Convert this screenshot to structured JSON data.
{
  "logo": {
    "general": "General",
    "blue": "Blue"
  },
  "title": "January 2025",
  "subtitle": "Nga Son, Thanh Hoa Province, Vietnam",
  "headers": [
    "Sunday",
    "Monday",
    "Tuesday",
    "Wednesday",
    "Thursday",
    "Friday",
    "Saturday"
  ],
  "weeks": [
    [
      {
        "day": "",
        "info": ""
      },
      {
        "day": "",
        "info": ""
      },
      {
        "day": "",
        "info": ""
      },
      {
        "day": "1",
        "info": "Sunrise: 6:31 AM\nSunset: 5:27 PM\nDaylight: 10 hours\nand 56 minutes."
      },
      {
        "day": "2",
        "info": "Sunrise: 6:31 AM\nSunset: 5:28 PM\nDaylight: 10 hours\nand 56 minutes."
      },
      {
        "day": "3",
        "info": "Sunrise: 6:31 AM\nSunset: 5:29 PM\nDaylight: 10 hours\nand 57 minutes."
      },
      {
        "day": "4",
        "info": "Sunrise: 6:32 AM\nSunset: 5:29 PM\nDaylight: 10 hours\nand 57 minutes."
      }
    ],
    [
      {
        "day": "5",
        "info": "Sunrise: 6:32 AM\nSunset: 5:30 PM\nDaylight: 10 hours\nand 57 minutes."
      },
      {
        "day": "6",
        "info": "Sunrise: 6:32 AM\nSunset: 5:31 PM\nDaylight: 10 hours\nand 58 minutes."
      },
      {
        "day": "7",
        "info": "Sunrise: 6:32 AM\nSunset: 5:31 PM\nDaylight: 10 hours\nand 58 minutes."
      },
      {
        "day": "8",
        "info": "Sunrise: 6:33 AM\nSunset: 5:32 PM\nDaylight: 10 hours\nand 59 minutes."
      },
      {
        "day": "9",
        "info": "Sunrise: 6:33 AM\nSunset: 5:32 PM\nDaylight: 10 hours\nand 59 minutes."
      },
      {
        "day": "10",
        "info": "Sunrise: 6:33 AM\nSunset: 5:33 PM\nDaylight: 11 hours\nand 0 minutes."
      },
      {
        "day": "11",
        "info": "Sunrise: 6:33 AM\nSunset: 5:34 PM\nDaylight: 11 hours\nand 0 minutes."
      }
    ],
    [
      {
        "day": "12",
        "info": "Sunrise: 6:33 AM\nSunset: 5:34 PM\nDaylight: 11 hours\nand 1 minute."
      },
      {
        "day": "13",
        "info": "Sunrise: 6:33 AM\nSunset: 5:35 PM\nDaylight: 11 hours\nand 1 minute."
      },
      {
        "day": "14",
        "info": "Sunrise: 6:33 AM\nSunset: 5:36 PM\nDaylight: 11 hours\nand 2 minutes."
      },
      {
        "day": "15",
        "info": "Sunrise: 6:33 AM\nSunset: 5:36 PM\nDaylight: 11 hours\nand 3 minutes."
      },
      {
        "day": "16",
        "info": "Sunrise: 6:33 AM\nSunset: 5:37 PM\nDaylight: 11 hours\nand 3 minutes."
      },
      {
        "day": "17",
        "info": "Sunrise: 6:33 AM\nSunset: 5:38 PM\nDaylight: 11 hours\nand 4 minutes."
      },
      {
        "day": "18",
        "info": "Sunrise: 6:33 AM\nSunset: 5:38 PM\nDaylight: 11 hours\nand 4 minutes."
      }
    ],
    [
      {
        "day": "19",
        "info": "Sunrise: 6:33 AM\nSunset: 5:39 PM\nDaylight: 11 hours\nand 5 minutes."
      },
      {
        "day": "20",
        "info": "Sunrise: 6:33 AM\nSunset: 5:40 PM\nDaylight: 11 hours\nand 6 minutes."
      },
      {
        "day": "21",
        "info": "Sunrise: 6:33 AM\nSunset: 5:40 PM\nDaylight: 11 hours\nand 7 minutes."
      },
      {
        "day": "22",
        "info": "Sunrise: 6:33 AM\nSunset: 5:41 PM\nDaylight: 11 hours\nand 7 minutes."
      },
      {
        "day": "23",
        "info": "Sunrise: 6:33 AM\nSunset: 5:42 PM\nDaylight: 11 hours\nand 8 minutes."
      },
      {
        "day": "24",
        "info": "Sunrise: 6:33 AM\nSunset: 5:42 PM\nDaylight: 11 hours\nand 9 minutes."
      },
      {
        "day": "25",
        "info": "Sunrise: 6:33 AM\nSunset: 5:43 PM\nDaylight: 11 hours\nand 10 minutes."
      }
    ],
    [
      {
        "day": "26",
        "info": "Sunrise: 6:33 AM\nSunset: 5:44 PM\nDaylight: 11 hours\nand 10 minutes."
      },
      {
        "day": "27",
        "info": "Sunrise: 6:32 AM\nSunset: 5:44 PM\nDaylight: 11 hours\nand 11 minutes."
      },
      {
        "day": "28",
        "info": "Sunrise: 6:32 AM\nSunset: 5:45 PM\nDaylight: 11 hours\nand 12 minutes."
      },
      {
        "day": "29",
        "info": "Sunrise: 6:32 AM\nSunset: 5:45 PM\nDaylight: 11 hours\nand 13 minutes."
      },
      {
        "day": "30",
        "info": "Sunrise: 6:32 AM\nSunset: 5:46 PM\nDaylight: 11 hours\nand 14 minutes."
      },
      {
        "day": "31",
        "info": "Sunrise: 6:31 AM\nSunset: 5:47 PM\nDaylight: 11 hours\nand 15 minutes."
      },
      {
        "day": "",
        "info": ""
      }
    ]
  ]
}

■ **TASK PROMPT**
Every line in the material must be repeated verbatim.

■ **TASK RESPONSE**
Convert this screenshot to structured JSON data.
{
  "logo": {
    "general": "General",
    "blue": "Blue"
  },
  "title": "January 2025",
  "subtitle": "Nga Son, Thanh Hoa Province, Vietnam",
  "headers": [
    "Sunday",
    "Monday",
    "Tuesday",
    "Wednesday",
    "Thursday",
    "Friday",
    "Saturday"
  ],
  "weeks": [
    [
      {
        "day": "",
        "info": ""
      },
      {
        "day": "",
        "info": ""
      },
      {
        "day": "",
        "info": ""
      },
      {
        "day": "1",
        "info": "Sunrise: 6:31 AM\nSunset: 5:27 PM\nDaylight: 10 hours\nand 56 minutes."
      },
      {
        "day": "2",
        "info": "Sunrise: 6:31 AM\nSunset: 5:28 PM\nDaylight: 10 hours\nand 56 minutes."
      },
      {
        "day": "3",
        "info": "Sunrise: 6:31 AM\nSunset: 5:29 PM\nDaylight: 10 hours\nand 57 minutes."
      },
      {
        "day": "4",
        "info": "Sunrise: 6:32 AM\nSunset: 5:29 PM\nDaylight: 10 hours\nand 57 minutes."
      }
    ],
    [
      {
        "day": "5",
        "info": "Sunrise: 6:32 AM\nSunset: 5:30 PM\nDaylight: 10 hours\nand 57 minutes."
      },
      {
        "day": "6",
        "info": "Sunrise: 6:32 AM\nSunset: 5:31 PM\nDaylight: 10 hours\nand 58 minutes."
      },
      {
        "day": "7",
        "info": "Sunrise: 6:32 AM\nSunset: 5:31 PM\nDaylight: 10 hours\nand 58 minutes."
      },
      {
        "day": "8",
        "info": "Sunrise: 6:33 AM\nSunset: 5:32 PM\nDaylight: 10 hours\nand 59 minutes."
      },
      {
        "day": "9",
        "info": "Sunrise: 6:33 AM\nSunset: 5:32 PM\nDaylight: 10 hours\nand 59 minutes."
      },
      {
        "day": "10",
        "info": "Sunrise: 6:33 AM\nSunset: 5:33 PM\nDaylight: 11 hours\nand 0 minutes."
      },
      {
        "day": "11",
        "info": "Sunrise: 6:33 AM\nSunset: 5:34 PM\nDaylight: 11 hours\nand 0 minutes."
      }
    ],
    [
      {
        "day": "12",
        "info": "Sunrise: 6:33 AM\nSunset: 5:34 PM\nDaylight: 11 hours\nand 1 minute."
      },
      {
        "day": "13",
        "info": "Sunrise: 6:33 AM\nSunset: 5:35 PM\nDaylight: 11 hours\nand 1 minute."
      },
      {
        "day": "14",
        "info": "Sunrise: 6:33 AM\nSunset: 5:36 PM\nDaylight: 11 hours\nand 2 minutes."
      },
      {
        "day": "15",
        "info": "Sunrise: 6:33 AM\nSunset: 5:36 PM\nDaylight: 11 hours\nand 3 minutes."
      },
      {
        "day": "16",
        "info": "Sunrise: 6:33 AM\nSunset: 5:37 PM\nDaylight: 11 hours\nand 3 minutes."
      },
      {
        "day": "17",
        "info": "Sunrise: 6:33 AM\nSunset: 5:38 PM\nDaylight: 11 hours\nand 4 minutes."
      },
      {
        "day": "18",
        "info": "Sunrise: 6:33 AM\nSunset: 5:38 PM\nDaylight: 11 hours\nand 4 minutes."
      }
    ],
    [
      {
        "day": "19",
        "info": "Sunrise: 6:33 AM\nSunset: 5:39 PM\nDaylight: 11 hours\nand 5 minutes."
      },
      {
        "day": "20",
        "info": "Sunrise: 6:33 AM\nSunset: 5:40 PM\nDaylight: 11 hours\nand 6 minutes."
      },
      {
        "day": "21",
        "info": "Sunrise: 6:33 AM\nSunset: 5:40 PM\nDaylight: 11 hours\nand 7 minutes."
      },
      {
        "day": "22",
        "info": "Sunrise: 6:33 AM\nSunset: 5:41 PM\nDaylight: 11 hours\nand 7 minutes."
      },
      {
        "day": "23",
        "info": "Sunrise: 6:33 AM\nSunset: 5:42 PM\nDaylight: 11 hours\nand 8 minutes."
      },
      {
        "day": "24",
        "info": "Sunrise: 6:33 AM\nSunset: 5:42 PM\nDaylight: 11 hours\nand 9 minutes."
      },
      {
        "day": "25",
        "info": "Sunrise: 6:33 AM\nSunset: 5:43 PM\nDaylight: 11 hours\nand 10 minutes."
      }
    ],
    [
      {
        "day": "26",
        "info": "Sunrise: 6:33 AM\nSunset: 5:44 PM\nDaylight: 11 hours\nand 10 minutes."
      },
      {
        "day": "27",
        "info": "Sunrise: 6:32 AM\nSunset: 5:44 PM\nDaylight: 11 hours\nand 11 minutes."
      },
      {
        "day": "28",
        "info": "Sunrise: 6:32 AM\nSunset: 5:45 PM\nDaylight: 11 hours\nand 12 minutes."
      },
      {
        "day": "29",
        "info": "Sunrise: 6:32 AM\nSunset: 5:45 PM\nDaylight: 11 hours\nand 13 minutes."
      },
      {
        "day": "30",
        "info": "Sunrise: 6:32 AM\nSunset: 5:46 PM\nDaylight: 11 hours\nand 14 minutes."
      },
      {
        "day": "31",
        "info": "Sunrise: 6:31 AM\nSunset: 5:47 PM\nDaylight: 11 hours\nand 15 minutes."
      },
      {
        "day": "",
        "info": ""
      }
    ]
  ]
}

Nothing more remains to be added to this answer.